Dominic Bonuccelli travelled to Spain on assignment for Lonely Planet. Here, Dominic captures the excitement of El Colacho (The Devil) at Castrillo de Murcia, where Corpus Christi is celebrated by chasing and whipping onlookers and the bizarre ritual of baby-jumping.
The shadowy brotherhood Santísimo Sacramento de Minerva (Sacred Sacrament of Minerva) descend from their headquarters beneath the town's church to lead El Colacho in a solemn procession.
El Colacho scatters the crowd in one of his early appearances, whipping giggling youths with a horse-tail lash.
One of the three Colacho runners, freshly returned from a whipping run, betrays his true identity in the cloakroom of the Santísimo Sacramento de Minerva (Sacred Sacrament of Minerva).
The brotherhood stands hatless and respectful during the mass just before El Colacho bounds into church, interrupts the vespers with drum and commences his baby-jumping rite.
Folkloric dancers accompany the clergy and El Colacho during the baby-jumping procession.
Parents hover nervously over their babies, who lie blissfully unaware of the approaching devil, on mattresses lining the streets of Castrillo de Murcia.
Fleet of foot, and sans mask to avoid wipe-outs, El Colacho launches over the defenseless babes.
Apparently the Devil wears Nike, not Prada.

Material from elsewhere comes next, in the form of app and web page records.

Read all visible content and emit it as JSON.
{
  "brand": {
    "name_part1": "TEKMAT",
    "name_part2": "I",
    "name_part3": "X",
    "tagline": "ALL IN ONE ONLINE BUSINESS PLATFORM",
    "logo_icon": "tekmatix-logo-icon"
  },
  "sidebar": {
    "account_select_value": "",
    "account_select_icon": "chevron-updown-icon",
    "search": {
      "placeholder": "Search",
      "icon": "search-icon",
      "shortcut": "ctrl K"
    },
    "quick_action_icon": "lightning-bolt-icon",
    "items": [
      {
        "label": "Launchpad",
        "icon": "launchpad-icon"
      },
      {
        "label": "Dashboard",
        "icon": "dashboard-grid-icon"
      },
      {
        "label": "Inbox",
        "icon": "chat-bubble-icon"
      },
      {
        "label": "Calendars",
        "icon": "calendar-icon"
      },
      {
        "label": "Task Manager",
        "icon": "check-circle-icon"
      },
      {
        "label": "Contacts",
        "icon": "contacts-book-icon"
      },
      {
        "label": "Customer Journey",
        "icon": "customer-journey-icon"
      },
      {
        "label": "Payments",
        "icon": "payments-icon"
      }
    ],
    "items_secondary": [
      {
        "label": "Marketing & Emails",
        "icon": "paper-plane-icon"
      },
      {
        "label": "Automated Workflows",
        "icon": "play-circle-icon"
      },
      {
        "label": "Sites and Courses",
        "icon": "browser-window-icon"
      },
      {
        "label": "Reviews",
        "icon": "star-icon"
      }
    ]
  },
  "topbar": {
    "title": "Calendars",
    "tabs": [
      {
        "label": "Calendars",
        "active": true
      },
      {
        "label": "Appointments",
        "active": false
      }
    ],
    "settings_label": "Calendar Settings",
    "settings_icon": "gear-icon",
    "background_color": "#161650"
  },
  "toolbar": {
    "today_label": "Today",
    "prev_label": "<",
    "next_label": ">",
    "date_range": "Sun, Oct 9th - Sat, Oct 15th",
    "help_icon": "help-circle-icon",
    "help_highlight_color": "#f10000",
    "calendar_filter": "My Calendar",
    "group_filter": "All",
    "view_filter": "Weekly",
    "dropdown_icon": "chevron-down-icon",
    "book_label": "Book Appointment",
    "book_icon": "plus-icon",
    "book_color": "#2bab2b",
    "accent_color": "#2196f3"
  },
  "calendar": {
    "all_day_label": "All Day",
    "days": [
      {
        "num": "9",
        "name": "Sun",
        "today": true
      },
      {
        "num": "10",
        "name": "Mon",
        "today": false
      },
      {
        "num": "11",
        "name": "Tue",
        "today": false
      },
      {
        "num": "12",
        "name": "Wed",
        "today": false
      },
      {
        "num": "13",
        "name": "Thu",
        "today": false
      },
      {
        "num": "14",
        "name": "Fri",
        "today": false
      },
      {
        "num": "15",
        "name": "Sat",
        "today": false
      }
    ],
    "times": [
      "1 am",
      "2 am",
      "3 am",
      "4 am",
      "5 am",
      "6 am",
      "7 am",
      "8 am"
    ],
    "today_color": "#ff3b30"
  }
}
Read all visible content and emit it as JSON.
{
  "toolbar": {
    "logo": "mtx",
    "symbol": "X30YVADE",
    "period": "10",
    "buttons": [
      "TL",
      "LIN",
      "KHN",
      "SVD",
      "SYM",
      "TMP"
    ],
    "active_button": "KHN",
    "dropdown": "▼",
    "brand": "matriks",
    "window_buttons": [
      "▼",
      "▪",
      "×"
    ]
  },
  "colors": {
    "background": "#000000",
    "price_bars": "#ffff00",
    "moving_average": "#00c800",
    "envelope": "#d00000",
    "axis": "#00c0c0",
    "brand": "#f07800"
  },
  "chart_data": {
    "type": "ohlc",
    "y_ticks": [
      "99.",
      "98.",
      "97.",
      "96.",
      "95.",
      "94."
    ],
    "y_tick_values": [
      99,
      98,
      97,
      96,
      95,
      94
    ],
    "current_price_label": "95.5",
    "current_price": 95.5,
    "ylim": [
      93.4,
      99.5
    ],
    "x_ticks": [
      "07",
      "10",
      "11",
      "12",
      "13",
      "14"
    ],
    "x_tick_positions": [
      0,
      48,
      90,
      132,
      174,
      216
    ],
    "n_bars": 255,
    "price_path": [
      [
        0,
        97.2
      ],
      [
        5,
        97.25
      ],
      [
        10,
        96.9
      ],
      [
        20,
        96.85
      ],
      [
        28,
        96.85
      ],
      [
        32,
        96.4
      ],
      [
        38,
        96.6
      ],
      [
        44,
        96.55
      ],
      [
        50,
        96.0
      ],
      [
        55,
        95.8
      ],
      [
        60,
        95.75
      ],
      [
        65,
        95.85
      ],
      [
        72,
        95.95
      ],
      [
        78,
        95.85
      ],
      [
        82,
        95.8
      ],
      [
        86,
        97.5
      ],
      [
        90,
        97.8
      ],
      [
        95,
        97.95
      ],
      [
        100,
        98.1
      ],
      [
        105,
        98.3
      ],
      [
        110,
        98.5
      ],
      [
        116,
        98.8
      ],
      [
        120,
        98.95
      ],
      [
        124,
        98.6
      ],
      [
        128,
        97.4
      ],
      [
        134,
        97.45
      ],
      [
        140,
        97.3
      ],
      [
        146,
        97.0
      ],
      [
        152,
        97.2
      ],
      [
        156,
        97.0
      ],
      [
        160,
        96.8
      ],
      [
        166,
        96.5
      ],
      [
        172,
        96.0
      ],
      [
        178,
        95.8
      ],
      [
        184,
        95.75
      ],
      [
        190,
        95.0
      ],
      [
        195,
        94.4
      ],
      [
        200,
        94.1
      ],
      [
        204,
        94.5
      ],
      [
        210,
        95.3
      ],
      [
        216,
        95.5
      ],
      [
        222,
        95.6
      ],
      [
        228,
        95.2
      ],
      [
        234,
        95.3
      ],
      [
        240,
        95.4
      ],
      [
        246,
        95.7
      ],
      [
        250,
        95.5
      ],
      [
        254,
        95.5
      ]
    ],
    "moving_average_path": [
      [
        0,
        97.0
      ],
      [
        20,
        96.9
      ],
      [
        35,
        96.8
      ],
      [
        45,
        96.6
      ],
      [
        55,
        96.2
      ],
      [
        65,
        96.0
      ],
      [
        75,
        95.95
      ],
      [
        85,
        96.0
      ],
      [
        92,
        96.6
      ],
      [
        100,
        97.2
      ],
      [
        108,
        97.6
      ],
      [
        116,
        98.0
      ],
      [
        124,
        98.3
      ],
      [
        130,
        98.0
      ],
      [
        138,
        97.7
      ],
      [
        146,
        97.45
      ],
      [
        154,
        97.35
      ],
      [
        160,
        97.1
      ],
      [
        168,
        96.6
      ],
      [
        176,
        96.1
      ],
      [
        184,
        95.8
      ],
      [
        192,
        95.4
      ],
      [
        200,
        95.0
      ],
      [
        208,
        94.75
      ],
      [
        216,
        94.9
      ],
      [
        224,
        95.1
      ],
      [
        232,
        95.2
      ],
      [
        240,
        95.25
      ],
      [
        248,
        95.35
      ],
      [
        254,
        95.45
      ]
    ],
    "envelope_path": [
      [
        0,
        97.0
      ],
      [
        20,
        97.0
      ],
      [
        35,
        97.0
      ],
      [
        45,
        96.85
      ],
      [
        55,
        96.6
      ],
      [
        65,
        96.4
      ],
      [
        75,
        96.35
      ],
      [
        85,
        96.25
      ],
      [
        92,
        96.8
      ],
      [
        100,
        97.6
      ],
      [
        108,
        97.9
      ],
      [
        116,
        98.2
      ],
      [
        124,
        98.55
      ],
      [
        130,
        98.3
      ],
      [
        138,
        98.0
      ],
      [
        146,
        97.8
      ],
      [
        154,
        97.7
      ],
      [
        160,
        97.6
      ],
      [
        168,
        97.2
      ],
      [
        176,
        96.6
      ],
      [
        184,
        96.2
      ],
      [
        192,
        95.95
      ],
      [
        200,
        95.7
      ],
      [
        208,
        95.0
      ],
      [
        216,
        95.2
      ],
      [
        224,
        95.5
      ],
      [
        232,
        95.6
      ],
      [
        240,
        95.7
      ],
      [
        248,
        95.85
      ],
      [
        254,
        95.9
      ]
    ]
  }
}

The crowd holds its breath as El Colacho makes a leap of faith.
Looking like maidens from a pre-Raphaelite painting, young girls accompany the clergy and toss flower petals on the newly baptized infants in this curiously pagan ritual.
After the baby-jumping on Sunday, the brotherhood provides the community with a symbolic feast of wine and bread; here, helpers slice the massive bounty in preparation.